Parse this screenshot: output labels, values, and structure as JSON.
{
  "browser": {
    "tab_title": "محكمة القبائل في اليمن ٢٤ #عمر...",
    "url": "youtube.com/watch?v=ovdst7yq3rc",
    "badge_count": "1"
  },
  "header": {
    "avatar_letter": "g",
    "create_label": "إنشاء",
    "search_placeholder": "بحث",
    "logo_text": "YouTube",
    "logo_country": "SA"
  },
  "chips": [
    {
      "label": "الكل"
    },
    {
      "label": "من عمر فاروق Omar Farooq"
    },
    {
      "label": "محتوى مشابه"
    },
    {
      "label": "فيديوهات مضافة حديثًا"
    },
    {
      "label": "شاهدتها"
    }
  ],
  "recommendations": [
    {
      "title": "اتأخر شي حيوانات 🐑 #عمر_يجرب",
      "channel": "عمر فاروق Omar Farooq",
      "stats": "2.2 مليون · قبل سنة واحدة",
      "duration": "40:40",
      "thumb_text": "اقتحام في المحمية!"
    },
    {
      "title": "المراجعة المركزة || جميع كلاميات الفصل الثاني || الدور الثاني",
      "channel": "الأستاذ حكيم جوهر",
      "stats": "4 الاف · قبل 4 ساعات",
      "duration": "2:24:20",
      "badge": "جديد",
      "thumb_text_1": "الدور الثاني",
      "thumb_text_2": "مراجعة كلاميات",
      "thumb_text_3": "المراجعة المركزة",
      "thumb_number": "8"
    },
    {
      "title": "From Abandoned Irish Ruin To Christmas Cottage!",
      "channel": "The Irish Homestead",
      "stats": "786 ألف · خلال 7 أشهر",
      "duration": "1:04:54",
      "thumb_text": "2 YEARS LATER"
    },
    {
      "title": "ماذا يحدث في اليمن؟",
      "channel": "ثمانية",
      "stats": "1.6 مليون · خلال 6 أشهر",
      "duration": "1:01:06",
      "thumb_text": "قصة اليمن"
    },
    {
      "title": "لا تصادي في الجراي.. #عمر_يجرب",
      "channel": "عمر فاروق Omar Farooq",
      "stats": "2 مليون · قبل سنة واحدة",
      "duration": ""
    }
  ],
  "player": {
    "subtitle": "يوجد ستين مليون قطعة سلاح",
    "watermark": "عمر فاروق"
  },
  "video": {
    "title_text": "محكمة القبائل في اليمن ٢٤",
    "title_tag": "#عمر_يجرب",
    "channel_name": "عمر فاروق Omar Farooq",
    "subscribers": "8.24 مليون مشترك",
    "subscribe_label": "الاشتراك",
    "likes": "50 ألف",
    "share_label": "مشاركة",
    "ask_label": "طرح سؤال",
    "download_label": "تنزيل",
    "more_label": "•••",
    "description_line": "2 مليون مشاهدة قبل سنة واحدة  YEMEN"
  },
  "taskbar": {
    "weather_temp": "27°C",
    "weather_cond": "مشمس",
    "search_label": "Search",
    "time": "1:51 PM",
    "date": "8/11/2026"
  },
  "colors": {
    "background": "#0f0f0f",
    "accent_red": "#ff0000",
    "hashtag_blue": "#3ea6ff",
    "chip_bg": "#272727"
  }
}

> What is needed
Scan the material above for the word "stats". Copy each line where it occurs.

> Your response
      "stats": "2.2 مليون · قبل سنة واحدة",
      "stats": "4 الاف · قبل 4 ساعات",
      "stats": "786 ألف · خلال 7 أشهر",
      "stats": "1.6 مليون · خلال 6 أشهر",
      "stats": "2 مليون · قبل سنة واحدة",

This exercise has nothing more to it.